(Toronto/Philadelphia, Jun 14, 2016) Thomson Reuters has published the Journal Citation Reports (JCR) with its Journal Impact Factors for 2015, and we are pleased to see an impact factor increase for JMIR by over a point, from 3.428 (2014) to 4.532 (2015) (5-year impact factor: 5.247), ahead of the Journal of the American Medical Informatics Association (JAMIA), which dropped to 3.428 (and in more bad news for AMIA, the other official AMIA journal ACI was delisted for citation manipulation, see below). The Journal Impact Factor 2015 is defined as the number of citations in 2015 to the citations to articles published in the previous 2 years (2013-2014), divided by the number of articles published during that time. The Journal Impact Factor is a metric of excellence for a journal, it is not an article-level metric.
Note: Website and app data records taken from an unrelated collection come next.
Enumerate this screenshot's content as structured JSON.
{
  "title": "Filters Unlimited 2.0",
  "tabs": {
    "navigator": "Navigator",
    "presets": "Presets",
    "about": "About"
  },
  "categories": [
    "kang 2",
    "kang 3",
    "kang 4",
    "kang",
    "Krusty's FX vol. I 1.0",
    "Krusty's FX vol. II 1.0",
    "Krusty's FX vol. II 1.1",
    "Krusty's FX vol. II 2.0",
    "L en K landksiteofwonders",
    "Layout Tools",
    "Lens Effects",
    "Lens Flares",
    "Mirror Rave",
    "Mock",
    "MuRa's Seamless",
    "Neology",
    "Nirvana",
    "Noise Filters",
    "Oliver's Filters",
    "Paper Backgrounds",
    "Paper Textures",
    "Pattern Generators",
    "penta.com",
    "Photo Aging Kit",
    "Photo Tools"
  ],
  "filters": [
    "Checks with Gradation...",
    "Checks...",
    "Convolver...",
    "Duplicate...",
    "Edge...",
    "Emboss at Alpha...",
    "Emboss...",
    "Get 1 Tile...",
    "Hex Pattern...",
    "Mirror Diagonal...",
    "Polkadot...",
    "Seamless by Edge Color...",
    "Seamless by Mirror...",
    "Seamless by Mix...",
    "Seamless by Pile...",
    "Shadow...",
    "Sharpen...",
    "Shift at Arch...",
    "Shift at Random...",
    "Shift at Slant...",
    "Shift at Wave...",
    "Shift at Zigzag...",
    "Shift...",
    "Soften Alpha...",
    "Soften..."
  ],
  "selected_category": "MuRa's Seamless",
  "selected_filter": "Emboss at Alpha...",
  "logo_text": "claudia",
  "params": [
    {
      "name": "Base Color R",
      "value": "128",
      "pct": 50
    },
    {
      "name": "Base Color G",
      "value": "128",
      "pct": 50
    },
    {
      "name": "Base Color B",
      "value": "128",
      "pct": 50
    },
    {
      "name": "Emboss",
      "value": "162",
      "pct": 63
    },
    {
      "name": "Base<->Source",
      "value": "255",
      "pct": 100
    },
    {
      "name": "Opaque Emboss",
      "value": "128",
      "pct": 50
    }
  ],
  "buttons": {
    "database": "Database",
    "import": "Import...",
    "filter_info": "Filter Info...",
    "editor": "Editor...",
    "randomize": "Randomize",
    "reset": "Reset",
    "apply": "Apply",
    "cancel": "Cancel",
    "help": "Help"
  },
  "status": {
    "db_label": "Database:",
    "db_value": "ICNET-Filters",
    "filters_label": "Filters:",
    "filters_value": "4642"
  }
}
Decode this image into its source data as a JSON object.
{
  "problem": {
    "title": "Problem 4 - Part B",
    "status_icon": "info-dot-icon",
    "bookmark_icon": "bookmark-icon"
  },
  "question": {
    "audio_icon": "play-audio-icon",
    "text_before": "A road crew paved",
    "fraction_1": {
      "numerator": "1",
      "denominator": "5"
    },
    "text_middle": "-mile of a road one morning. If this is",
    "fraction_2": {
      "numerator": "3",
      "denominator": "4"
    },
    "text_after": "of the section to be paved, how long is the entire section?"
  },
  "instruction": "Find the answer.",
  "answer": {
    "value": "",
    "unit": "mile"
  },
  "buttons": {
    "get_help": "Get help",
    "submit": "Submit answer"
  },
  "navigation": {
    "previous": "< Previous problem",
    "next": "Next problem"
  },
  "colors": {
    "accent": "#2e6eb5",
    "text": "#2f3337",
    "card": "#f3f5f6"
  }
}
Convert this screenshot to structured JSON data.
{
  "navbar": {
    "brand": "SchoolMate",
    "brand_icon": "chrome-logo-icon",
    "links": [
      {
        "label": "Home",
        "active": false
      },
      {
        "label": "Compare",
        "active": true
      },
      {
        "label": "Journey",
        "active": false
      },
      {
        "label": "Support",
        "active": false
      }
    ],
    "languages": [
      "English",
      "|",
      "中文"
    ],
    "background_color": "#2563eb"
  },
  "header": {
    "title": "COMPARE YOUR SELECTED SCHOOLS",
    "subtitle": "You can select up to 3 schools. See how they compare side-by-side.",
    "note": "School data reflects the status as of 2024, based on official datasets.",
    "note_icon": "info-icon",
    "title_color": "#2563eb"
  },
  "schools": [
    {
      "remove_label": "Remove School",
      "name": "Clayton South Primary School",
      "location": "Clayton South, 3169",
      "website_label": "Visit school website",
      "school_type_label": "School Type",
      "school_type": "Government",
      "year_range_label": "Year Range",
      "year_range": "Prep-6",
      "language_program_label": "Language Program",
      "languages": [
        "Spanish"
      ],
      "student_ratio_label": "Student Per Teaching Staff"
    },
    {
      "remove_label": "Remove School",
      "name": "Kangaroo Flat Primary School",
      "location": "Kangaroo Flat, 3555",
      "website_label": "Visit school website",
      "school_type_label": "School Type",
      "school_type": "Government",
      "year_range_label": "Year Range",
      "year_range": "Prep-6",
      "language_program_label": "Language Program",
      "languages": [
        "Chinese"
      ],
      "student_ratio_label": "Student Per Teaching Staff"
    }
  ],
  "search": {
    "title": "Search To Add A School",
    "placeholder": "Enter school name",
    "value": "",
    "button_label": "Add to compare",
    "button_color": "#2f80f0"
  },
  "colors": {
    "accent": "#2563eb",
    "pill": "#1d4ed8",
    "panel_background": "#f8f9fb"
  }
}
The Impact Factor is an increasingly controversial metric due its frequent misuse, e.g. administrators comparing the "raw" impact factor score across disciplines, as well as the intransparent procedures and arbitrary and slow journal selection procedures on the part of Thomson Reuters. This disadvantages journals in smaller disciplines such as medical informatics, which traditionally have less citations than for example multidisciplinary or general medicine journals. As one innovation, Thomson Reuters is now ranking journals by quartile (Q1, Q2, Q3, Q4), within their discipline.
While we at JMIR discourage obsession over the journal impact factor (in particular if abused as proxy to assess the quality of individual articles), our ranking in the JCR is an important validation that even as small open access publisher we can compete with journals published by publishing giants.
For 10 years now, JMIR is consistently ranked in the first quartile (Q1) in both of it's disciplines, medical informatics (Q1, #2/20, 93rd percentile) and health services research (Q1, #5/87, 94th percentile).
It is the top-ranked (#1) journal by 5-year impact factor for a number of years now.
These rankings are robust and the same for a ranking by Eigenfactor (which takes into account the prestige/impact of the citing journals) or "Impact Factor Without Journal Self-Cites".
JMIR is also the largest medical informatics journal in this category, by citable items.
However, even these category-specific rankings are sometimes of limited use, in particular for multidisciplinary journals such as JMIR, which fit into more than the categories selected by the JCR editors. Moreover, the current JCR categories sometimes lump together journals which do not belong together, for example statistics journals are part of the medical informatics category, and oddly enough, the journal Statistical Methods in Medical Research (which is not a medical informatics journal) remains the top-ranked journal in the medical informatics category. JMIR is ranked #2, behind this statistics journal, with an almost identical impact factor.
We therefore keep reminding our prospective authors that the impact factor should not be the only determining factor when submitting an article. The journal scope and audience (who reads the journal) are equally important if one wants to maximize impact and influence of an article on key stakeholders and researchers, which is not measurable by citations (perhaps better measured with social media uptake and altmetrics).
We continue to encourage our authors to consider the full range of JMIR journals when submitting an article and consider the scope of the journal and the topic of the article.
Newer JMIR sister journals are not officially listed in JCR yet, but their inofficial impact factors (calculated from Web of Science data) look promising, for example
Quiz: Which of the following #openaccess journals has the highest impact factor:
1) PloS One,
3) BMC MDM,
4) BMJ Open,
(scroll down for the answer - hint: the ranking is exactly the same as last year)
Citation Manipulation and Delisting of 3 Medical Informatics Journals
Beyond the Journal Impact Factor
Authors care (and should care) about other metrics/ratings such as author satisfaction with reviews and turnaround times, as for example evaluated by SciRev. JMIR is ranked highly here as well (compare for example against PlosOne ratings).
Other metrics to look at are the twimpact factor (social media impact) as well as post-publication dissemination activies by the publisher (JMIR is using TrendMD to promote published articles across other publishers such as BMJ and the JAMA network).